Source data:
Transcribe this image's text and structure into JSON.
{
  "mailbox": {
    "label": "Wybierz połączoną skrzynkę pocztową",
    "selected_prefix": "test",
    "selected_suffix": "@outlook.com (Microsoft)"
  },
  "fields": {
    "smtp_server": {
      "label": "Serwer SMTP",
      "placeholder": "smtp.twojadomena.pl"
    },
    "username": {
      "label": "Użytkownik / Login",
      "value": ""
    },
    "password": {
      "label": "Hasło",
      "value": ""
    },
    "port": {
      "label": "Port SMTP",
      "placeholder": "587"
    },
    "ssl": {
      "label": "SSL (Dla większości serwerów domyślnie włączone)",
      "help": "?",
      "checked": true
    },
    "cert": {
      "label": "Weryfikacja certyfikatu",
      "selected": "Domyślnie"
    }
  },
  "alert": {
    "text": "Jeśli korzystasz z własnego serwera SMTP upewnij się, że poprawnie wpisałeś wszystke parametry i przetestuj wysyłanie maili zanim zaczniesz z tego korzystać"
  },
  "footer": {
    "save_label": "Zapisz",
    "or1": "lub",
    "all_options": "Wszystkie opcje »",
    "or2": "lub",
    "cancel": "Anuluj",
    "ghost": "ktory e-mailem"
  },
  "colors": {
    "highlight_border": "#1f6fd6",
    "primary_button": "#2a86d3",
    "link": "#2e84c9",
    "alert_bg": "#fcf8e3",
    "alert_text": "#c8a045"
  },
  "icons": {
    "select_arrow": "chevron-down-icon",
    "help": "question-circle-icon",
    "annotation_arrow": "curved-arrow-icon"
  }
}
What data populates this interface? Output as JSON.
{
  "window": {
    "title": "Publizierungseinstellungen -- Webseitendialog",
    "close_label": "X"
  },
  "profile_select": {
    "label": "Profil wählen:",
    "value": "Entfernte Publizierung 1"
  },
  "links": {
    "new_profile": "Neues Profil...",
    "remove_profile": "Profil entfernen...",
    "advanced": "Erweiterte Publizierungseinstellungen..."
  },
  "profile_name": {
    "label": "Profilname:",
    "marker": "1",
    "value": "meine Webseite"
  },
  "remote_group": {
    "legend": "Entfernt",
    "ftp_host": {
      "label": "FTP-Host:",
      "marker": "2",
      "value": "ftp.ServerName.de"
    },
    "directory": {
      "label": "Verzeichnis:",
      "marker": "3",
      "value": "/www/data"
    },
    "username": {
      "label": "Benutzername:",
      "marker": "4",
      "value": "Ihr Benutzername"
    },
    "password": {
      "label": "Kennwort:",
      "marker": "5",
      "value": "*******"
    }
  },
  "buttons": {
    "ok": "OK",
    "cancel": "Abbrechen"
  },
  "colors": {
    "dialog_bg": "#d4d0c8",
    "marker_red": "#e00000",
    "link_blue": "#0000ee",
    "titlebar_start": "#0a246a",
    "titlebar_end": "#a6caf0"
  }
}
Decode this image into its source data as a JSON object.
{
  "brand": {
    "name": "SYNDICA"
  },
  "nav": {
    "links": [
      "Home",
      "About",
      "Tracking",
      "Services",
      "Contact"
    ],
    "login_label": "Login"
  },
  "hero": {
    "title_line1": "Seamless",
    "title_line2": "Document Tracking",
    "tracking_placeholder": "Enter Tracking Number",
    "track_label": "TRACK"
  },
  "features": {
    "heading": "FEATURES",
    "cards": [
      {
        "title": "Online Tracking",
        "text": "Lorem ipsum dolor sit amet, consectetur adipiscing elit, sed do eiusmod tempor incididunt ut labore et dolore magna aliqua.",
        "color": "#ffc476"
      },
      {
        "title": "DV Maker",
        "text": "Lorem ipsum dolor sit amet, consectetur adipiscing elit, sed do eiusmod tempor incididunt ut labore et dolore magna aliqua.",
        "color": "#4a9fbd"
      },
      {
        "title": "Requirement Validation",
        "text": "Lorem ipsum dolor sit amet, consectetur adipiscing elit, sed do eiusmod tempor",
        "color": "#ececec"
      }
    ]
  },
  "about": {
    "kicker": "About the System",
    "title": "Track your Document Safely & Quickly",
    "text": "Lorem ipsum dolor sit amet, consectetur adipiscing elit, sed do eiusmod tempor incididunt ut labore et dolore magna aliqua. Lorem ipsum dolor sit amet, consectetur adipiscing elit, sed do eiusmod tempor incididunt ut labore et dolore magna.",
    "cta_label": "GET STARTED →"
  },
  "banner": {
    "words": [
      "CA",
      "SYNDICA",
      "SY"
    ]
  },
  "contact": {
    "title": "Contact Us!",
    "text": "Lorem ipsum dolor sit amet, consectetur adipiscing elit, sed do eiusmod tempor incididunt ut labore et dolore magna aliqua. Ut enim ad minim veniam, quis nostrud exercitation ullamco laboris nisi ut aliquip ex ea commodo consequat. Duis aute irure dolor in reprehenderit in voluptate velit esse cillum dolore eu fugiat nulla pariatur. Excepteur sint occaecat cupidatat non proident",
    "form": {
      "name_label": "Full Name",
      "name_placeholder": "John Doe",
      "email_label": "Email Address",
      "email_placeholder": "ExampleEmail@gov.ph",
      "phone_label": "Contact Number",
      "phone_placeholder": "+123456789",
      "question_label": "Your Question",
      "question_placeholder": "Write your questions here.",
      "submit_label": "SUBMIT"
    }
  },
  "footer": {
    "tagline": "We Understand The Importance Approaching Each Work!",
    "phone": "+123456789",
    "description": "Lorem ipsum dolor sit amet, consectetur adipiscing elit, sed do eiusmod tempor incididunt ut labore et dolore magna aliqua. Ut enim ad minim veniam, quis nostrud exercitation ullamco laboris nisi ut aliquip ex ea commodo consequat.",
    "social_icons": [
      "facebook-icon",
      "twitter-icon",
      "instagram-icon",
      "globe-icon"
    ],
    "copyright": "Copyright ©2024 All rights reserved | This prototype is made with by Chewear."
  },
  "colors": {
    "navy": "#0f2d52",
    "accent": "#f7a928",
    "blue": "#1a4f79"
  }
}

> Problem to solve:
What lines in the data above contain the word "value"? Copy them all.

> Reply:
      "value": ""
      "value": ""
    "value": "Entfernte Publizierung 1"
    "value": "meine Webseite"
      "value": "ftp.ServerName.de"
      "value": "/www/data"
      "value": "Ihr Benutzername"
      "value": "*******"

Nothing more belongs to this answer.